Folk isn’t exactly trending right now, yet it remains entrenched in our cultural zeitgeist. Bob Dylan continues to sell out concerts, and bands like Mumford and Sons sell millions of albums. A few films have also capitalized on this tradition, but Inside Llewyn Davis may be one of the most captivating with a first-rate soundtrack and fascinating though somber narrative.
Llewyn Davis (Oscar Isaac) relies on the kindness of his friends and family to provide a roof over his head at night. His emotional baggage outweighs the actual sack of belongings he carries, though his guitar is his most valuable possession. His music career took a hit recently and his latest album is not selling as well as he’d hoped. Llewyn is one road trip away from following in his father’s footsteps and spending the rest of his years as a merchant marine. His odyssey takes him from Greenwich Village to Chicago and back in hopes of impressing a fussy music mogul (F. Murray Abraham) and living his dream.

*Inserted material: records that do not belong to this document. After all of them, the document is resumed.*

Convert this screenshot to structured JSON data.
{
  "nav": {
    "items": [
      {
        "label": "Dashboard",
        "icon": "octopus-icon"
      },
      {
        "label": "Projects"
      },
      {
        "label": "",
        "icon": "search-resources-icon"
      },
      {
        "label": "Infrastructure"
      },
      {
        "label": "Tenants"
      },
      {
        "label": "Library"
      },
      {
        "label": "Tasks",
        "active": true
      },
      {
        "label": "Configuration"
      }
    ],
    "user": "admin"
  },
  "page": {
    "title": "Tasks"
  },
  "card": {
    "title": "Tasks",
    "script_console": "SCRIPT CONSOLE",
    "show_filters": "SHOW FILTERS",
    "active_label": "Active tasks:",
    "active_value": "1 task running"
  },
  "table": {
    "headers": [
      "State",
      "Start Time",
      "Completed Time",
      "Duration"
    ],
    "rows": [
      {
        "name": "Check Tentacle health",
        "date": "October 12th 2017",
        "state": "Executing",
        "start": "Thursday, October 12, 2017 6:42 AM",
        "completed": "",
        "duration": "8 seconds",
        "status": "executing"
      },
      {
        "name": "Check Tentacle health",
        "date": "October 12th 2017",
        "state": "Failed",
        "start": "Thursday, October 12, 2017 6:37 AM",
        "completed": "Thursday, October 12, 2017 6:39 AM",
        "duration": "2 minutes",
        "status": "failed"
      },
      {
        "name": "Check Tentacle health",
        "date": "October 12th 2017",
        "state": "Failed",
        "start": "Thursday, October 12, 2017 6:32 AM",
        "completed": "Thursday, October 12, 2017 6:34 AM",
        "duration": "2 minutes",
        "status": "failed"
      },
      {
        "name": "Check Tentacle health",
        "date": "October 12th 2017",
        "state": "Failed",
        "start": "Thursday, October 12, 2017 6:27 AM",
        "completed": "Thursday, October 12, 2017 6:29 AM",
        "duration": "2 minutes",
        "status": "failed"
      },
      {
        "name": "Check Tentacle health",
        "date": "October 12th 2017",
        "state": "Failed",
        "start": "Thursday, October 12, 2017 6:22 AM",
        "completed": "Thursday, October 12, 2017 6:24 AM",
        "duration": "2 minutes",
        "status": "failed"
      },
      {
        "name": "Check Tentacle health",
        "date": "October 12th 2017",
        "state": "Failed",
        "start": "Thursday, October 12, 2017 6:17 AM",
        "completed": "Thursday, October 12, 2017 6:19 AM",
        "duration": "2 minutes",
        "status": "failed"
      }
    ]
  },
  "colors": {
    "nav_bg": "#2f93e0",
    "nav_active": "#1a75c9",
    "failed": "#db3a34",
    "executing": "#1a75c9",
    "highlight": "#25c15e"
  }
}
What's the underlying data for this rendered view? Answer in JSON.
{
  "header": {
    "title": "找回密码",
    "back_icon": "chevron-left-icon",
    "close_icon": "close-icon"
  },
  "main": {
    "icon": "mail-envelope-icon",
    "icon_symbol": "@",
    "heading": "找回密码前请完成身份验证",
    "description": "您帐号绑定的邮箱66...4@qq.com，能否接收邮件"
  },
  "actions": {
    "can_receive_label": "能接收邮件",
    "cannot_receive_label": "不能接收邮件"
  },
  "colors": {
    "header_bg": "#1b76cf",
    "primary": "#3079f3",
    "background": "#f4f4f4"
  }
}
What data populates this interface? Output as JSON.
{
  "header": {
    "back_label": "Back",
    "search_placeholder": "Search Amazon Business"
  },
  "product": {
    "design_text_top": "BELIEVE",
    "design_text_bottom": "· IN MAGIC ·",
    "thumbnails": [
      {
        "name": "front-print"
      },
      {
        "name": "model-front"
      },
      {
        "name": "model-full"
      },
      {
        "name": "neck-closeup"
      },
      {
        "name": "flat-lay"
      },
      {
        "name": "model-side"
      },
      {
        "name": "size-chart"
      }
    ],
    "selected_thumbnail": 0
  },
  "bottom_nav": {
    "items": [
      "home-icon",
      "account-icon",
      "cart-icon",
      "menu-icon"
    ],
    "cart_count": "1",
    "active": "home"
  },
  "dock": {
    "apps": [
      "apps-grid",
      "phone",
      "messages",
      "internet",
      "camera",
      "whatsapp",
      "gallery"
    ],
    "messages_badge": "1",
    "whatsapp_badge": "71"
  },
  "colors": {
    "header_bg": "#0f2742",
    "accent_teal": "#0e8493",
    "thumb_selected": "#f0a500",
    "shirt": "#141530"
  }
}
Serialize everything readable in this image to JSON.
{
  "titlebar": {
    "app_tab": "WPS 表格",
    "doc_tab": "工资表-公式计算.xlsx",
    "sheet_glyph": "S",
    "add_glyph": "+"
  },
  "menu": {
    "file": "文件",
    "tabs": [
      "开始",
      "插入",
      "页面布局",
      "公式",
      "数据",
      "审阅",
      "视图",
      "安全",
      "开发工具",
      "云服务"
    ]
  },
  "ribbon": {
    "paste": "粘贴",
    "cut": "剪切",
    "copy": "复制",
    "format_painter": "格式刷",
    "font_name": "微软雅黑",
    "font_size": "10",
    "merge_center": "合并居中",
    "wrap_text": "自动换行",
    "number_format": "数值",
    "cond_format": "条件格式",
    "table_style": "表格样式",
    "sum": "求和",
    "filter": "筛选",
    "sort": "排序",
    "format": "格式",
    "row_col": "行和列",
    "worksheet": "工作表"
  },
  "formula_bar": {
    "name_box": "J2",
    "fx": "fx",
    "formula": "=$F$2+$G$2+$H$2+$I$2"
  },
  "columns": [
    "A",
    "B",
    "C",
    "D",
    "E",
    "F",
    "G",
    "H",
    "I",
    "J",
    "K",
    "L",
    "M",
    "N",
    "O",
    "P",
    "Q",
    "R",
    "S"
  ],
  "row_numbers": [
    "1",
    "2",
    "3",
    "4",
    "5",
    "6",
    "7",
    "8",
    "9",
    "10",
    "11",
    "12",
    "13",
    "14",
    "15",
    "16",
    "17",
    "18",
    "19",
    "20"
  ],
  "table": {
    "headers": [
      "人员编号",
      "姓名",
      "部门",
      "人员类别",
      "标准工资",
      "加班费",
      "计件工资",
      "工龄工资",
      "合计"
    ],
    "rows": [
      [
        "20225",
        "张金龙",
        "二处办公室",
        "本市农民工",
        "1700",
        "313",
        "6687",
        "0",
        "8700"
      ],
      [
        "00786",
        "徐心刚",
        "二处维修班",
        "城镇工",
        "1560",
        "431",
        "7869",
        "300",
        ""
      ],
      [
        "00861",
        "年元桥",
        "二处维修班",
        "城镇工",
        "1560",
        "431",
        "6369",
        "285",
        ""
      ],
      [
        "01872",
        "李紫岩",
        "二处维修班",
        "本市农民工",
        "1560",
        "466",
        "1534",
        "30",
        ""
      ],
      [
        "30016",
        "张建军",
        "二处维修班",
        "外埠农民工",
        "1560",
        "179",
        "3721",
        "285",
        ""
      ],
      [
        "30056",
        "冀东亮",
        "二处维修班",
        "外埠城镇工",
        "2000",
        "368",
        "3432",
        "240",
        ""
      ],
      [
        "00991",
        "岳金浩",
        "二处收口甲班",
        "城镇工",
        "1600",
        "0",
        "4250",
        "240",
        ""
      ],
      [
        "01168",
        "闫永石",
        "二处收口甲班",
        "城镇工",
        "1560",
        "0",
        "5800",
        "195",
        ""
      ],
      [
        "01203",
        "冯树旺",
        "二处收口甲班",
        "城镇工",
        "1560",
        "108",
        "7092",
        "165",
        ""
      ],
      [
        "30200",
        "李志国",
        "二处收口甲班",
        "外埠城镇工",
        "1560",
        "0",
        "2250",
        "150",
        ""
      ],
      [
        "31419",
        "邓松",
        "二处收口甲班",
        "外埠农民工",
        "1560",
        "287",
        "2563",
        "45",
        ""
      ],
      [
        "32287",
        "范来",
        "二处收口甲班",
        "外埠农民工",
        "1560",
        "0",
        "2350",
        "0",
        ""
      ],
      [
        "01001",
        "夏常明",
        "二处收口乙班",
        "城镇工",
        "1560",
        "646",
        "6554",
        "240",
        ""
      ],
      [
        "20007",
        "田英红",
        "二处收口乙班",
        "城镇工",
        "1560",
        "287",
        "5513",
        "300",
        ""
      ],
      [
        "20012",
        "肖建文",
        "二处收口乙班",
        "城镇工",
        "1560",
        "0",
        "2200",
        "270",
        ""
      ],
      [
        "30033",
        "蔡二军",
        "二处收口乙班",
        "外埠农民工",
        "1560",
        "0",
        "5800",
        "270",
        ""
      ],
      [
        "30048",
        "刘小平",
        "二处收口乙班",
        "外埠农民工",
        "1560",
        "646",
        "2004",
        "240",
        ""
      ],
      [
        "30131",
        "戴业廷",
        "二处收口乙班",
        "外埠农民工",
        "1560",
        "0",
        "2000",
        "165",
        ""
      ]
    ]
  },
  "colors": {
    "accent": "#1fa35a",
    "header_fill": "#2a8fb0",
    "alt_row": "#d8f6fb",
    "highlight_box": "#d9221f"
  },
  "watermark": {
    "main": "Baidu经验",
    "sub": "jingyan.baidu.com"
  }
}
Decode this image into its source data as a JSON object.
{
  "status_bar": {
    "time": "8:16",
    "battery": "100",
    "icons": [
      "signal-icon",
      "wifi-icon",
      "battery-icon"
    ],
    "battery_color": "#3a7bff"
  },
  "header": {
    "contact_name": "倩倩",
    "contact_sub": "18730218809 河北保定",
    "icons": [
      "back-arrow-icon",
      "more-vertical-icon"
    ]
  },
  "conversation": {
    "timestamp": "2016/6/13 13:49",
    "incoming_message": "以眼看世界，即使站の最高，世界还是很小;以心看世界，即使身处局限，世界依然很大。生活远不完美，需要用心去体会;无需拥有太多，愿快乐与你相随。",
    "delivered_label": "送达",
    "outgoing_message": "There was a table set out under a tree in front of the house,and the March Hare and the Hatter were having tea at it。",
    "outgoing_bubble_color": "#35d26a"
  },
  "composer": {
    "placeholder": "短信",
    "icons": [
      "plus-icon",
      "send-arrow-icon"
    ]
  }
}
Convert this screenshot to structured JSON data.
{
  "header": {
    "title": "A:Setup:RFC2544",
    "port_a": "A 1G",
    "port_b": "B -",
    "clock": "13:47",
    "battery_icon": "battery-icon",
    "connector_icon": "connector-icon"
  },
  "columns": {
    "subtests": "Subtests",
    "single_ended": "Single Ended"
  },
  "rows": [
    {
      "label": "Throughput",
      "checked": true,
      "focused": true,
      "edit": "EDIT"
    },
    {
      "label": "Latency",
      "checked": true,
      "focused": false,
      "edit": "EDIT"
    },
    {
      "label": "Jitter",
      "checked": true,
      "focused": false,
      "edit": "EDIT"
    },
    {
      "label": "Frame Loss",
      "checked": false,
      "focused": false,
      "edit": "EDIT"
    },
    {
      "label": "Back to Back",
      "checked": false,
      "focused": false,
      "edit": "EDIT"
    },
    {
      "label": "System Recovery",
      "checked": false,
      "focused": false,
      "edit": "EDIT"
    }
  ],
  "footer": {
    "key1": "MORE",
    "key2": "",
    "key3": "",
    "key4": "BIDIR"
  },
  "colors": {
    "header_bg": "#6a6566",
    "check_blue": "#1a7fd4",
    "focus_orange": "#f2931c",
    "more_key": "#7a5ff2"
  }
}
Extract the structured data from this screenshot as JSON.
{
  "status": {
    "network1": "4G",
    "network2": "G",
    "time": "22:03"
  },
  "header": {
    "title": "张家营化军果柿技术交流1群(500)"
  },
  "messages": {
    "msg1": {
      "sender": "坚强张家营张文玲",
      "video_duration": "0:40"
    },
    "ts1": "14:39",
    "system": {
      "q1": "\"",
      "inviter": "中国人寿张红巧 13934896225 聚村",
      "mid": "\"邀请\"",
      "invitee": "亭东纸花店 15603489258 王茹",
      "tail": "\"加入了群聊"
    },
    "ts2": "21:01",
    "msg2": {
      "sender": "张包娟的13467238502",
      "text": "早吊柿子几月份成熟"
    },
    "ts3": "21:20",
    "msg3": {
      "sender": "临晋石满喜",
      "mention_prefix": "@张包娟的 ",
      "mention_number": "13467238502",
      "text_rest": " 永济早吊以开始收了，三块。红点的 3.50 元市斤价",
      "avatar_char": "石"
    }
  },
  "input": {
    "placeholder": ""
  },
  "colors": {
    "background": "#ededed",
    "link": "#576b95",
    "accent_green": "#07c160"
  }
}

Llewyn isn’t always the most likeable character. He’s jaded, often flying off the handle and unleashing his world-weary view on unsuspecting companions. Though considering most of these people continue to speak to Llewyn after these incidences, they must also see the decent man that lives behind those outbursts; possibly remember who he was before the tragedy that soured his outlook. For audiences, this softer side is exemplified by the care he shows for a friend’s cat.
The group of actors brought together to play small roles in Llewyn’s journey is noteworthy. Some of the characters are drawn from real-life influences in the folk scene, but none are direct renditions. Carey Mulligan and Justin Timberlake portray the singing couple Jean and Jim. She’s cynical and regularly sports a false smile; he’s cheerful enough for both of them. Garrett Hedlund is a virtually silent beatnik driving a permanently high jazz musician played by John Goodman to his next gig. And Adam Driver is Al Cody, another performer with a box of unsold albums hidden under a table.
Writers/directors Joel and Ethan Coen’s films have been consistently commended for their musical selections. This soundtrack is integral to the narrative, which includes all the songs without interruption. But the music is equally enjoyable outside of the picture. The film opens with Llewyn’s rendition of the melancholy “Hang Me, Oh Hang Me” in The Gaslight Café in 1961. Seen from various vantage points, the view from the rear of the audience is the best perspective as it places viewers in the club to appreciate this lovely piece of music. “The Death of Queen Jane” has a similar effect. “Fare thee Well” is a romantic tune performed in full at just the right moment of the film. Conversely, “Please Mr. Kennedy” is a jauntier song that inevitably lightens the listener’s mood. Isaac is a wonderful performer and could not have been better casted in this movie.
And because he couldn’t be excluded, Bob Dylan makes an appearance. The unreleased studio version of “Farewell” is included on the soundtrack.
Directors: Ethan Coen and Joel Coen
Starring: Oscar Isaac, Carey Mulligan and John Goodman